Work required:
When you print the records, keep every line identical to the original.

Dataset extract:

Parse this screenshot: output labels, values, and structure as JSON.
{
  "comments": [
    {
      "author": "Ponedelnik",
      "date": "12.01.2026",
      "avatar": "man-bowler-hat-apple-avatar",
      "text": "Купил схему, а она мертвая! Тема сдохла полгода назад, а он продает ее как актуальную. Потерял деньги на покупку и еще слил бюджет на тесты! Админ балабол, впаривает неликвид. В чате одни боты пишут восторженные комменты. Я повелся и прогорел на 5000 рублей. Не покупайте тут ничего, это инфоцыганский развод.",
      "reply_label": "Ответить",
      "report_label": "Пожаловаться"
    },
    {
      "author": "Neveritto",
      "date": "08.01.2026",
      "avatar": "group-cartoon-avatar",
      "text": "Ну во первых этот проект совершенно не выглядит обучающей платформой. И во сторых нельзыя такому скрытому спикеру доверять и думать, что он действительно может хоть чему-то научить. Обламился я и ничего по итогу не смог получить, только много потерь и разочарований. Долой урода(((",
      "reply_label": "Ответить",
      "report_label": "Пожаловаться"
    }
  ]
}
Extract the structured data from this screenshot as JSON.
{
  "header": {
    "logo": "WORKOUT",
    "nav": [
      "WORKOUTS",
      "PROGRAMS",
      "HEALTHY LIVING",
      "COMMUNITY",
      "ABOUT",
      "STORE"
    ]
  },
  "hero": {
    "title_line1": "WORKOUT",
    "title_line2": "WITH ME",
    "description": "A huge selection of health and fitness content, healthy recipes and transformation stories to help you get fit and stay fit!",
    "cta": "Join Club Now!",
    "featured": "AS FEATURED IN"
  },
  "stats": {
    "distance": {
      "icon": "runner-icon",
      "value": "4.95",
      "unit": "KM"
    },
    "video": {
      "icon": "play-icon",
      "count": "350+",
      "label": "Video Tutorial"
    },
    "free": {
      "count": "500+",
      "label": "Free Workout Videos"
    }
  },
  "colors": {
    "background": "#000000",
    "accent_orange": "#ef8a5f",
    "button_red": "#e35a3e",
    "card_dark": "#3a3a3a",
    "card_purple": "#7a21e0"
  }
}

Solved exercise:
Parse this screenshot: output labels, values, and structure as JSON.
{
  "comments": [
    {
      "author": "Ponedelnik",
      "date": "12.01.2026",
      "avatar": "man-bowler-hat-apple-avatar",
      "text": "Купил схему, а она мертвая! Тема сдохла полгода назад, а он продает ее как актуальную. Потерял деньги на покупку и еще слил бюджет на тесты! Админ балабол, впаривает неликвид. В чате одни боты пишут восторженные комменты. Я повелся и прогорел на 5000 рублей. Не покупайте тут ничего, это инфоцыганский развод.",
      "reply_label": "Ответить",
      "report_label": "Пожаловаться"
    },
    {
      "author": "Neveritto",
      "date": "08.01.2026",
      "avatar": "group-cartoon-avatar",
      "text": "Ну во первых этот проект совершенно не выглядит обучающей платформой. И во сторых нельзыя такому скрытому спикеру доверять и думать, что он действительно может хоть чему-то научить. Обламился я и ничего по итогу не смог получить, только много потерь и разочарований. Долой урода(((",
      "reply_label": "Ответить",
      "report_label": "Пожаловаться"
    }
  ]
}
Extract the structured data from this screenshot as JSON.
{
  "header": {
    "logo": "WORKOUT",
    "nav": [
      "WORKOUTS",
      "PROGRAMS",
      "HEALTHY LIVING",
      "COMMUNITY",
      "ABOUT",
      "STORE"
    ]
  },
  "hero": {
    "title_line1": "WORKOUT",
    "title_line2": "WITH ME",
    "description": "A huge selection of health and fitness content, healthy recipes and transformation stories to help you get fit and stay fit!",
    "cta": "Join Club Now!",
    "featured": "AS FEATURED IN"
  },
  "stats": {
    "distance": {
      "icon": "runner-icon",
      "value": "4.95",
      "unit": "KM"
    },
    "video": {
      "icon": "play-icon",
      "count": "350+",
      "label": "Video Tutorial"
    },
    "free": {
      "count": "500+",
      "label": "Free Workout Videos"
    }
  },
  "colors": {
    "background": "#000000",
    "accent_orange": "#ef8a5f",
    "button_red": "#e35a3e",
    "card_dark": "#3a3a3a",
    "card_purple": "#7a21e0"
  }
}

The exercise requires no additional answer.